- Hyper silly in a group, wild at a party
- Difficulty following rules, try to change the rules
- Can be aggressive and defiant
- Can be passive, sloppy and forgetful
- Have no social sensitivity
- Bossy, competitive, poor losers
- Often wind up alone or playing with younger kids
- Source of major distress for parents
- Sloppy, lose things, forgetful
- Start, but don't finish things
- Their rooms are usually a disaster area
Full syndrome untreated, symptoms
These notes are based on the video:
Phelan, T.W. All About Attention Deficit Disorder Part I:
Symptoms, Development, Prognosis and Causes.
Infancy - Slight tendency for A.D.D. children to display certain characteristics.
- negative response to new situations
- born crabby, greater time in negative mood
- emotional intensity
- eating and sleeping disorders
- odd vocalizations
- resistant to affection
On the other hand, many A.D.D. children are wonderful babies.
18 - 24 months - Hyperactivity starts to be noticeable
- have a lot of accidents - impulsive, hyper, awkward
- need to child proof the home more than ordinary
- stop taking naps at an early age
- display jealousy
3 - 5 years - Win the public embarassment contest
- discipline doesn't work
- peer problems
- you wonder if they have a conscience
- destructive - break their own treasures
- curious - take everything apart
- parental conflict - they may behave better for Dad
5 - 12 years - elementary school
- complaints about school work and social misbehaving
- lying - mostly about school work
- self esteem suffers as they start to realize something is wrong
12 - 18 years - adolescence
- hyperactivity may letup
- peer problems - may choose undesirable friends
- conduct disorders - 25% higher than normal risk for drug abuse

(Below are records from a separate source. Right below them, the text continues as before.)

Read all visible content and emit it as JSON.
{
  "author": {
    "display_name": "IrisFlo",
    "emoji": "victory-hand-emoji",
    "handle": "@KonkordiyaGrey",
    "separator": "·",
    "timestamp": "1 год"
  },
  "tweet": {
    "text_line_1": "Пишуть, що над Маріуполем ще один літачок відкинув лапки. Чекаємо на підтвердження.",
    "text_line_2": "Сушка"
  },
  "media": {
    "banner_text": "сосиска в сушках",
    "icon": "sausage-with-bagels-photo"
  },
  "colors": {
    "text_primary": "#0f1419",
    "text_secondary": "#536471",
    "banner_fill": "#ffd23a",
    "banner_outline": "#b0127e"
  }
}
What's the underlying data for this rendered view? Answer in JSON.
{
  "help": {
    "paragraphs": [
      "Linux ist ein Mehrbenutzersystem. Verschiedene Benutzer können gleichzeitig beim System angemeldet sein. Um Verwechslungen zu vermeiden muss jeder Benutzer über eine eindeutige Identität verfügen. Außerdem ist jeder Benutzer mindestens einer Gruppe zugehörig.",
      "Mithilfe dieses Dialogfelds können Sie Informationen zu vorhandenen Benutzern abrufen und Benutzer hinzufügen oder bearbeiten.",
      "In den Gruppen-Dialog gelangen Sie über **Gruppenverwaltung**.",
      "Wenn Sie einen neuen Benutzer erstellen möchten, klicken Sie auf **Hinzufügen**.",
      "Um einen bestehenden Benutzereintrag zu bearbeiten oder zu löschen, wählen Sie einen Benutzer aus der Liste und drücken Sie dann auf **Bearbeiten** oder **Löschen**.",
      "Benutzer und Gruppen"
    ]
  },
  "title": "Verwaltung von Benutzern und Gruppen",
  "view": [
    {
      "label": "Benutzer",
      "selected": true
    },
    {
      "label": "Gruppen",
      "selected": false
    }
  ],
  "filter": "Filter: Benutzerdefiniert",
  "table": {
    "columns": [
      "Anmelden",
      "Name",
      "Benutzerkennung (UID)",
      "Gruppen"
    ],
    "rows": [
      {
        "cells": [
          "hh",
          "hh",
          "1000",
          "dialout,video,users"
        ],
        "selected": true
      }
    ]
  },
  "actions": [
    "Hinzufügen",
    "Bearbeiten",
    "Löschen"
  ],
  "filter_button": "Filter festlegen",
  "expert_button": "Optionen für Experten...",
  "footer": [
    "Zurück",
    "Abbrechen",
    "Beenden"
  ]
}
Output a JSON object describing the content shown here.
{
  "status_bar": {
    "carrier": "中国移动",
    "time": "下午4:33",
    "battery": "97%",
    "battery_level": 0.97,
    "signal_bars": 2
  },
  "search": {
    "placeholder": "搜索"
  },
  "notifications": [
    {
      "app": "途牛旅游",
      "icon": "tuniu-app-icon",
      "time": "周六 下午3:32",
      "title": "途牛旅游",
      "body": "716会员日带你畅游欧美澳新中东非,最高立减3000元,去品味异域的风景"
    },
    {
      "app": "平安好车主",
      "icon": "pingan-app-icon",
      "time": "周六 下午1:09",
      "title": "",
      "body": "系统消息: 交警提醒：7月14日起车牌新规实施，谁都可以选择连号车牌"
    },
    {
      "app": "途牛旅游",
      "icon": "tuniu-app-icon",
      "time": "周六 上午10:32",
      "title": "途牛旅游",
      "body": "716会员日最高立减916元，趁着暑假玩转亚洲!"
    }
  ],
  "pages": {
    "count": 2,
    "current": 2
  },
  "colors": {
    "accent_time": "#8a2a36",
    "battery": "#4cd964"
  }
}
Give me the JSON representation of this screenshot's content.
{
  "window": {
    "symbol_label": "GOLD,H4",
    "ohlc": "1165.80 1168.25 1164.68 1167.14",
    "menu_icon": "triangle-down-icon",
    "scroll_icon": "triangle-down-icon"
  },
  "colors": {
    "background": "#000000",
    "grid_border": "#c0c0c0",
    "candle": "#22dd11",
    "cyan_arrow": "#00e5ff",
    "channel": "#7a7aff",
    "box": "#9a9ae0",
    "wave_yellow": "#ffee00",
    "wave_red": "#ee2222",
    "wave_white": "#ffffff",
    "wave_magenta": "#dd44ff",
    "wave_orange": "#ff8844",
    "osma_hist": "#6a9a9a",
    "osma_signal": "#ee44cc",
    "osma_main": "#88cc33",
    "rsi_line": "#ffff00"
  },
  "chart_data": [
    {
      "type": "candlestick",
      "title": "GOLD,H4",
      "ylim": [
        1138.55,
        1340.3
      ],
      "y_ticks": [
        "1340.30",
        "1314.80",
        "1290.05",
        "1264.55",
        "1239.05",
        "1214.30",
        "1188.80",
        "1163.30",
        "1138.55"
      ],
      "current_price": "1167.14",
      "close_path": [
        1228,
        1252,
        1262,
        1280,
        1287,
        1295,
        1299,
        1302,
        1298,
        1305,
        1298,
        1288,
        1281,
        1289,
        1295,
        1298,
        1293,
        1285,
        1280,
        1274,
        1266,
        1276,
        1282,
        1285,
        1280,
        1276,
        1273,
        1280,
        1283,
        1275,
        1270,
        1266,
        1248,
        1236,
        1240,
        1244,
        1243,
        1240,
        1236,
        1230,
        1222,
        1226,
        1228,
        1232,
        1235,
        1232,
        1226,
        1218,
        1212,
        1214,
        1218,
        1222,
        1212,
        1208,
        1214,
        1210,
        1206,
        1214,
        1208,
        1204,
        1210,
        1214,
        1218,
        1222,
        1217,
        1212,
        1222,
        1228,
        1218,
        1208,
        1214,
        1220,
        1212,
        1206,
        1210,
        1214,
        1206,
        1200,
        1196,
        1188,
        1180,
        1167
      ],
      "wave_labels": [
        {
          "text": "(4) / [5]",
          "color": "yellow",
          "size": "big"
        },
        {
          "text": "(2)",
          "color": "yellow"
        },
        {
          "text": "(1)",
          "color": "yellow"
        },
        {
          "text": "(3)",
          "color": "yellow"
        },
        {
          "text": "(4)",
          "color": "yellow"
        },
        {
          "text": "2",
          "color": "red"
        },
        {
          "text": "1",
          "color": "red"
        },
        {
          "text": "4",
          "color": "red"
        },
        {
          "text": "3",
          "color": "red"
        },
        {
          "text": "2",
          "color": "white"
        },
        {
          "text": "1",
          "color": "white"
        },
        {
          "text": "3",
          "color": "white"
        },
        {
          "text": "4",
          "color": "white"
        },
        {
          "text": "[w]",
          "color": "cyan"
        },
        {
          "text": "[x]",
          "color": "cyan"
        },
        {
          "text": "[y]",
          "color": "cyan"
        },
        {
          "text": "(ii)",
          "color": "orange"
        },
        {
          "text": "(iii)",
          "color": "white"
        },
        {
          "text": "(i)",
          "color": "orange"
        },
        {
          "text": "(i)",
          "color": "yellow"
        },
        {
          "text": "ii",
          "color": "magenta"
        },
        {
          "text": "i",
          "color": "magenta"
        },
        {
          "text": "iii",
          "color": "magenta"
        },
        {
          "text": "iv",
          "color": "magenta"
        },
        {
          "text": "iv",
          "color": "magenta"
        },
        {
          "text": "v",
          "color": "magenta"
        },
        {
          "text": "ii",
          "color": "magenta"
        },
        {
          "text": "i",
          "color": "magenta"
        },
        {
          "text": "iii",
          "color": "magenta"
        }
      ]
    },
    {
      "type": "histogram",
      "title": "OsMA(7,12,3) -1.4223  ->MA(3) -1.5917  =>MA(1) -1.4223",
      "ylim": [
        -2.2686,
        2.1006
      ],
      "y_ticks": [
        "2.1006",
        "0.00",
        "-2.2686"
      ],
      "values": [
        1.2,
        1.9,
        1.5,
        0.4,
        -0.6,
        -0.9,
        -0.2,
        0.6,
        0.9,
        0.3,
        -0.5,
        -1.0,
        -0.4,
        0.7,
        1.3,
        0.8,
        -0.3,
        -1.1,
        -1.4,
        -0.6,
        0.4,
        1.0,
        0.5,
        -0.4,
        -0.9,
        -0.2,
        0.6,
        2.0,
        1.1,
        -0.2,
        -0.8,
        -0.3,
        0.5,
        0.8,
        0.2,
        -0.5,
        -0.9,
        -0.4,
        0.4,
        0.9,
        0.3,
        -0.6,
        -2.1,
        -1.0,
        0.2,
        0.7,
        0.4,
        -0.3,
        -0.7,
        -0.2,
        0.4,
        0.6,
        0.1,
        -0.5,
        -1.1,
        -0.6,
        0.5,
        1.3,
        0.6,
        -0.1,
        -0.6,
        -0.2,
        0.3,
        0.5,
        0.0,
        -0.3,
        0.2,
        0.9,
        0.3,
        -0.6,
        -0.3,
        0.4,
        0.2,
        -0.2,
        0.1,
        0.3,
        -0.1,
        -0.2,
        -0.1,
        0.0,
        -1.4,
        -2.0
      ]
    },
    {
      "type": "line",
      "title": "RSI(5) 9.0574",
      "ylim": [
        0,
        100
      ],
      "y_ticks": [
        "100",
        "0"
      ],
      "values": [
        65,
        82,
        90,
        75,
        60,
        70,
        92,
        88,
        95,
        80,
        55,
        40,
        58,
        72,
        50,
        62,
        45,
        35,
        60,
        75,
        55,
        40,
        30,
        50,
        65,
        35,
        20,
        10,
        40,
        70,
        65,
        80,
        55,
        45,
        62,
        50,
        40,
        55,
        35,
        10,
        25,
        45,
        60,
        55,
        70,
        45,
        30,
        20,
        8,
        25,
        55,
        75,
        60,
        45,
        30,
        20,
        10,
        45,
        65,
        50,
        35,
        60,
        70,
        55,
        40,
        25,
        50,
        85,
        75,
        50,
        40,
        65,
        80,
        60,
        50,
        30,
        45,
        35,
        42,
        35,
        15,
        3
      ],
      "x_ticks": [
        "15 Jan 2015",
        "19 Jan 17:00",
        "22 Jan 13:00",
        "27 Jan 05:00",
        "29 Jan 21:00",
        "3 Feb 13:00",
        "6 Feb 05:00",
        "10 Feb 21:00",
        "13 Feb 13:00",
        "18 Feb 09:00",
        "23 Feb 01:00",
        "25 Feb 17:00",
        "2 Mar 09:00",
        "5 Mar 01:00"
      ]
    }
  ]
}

- family is fed up, especially with the arguing
- high risk for depression
- worse drivers than average counterparts
Adults - they do exist
- probably have mellowed out
- can choose their own way of life without interference
- often make excellent salesmen but hate the paperwork
- contact with the law decreases
- tend to move more than average
- education and economic levels tend to be low
- probably don't seek help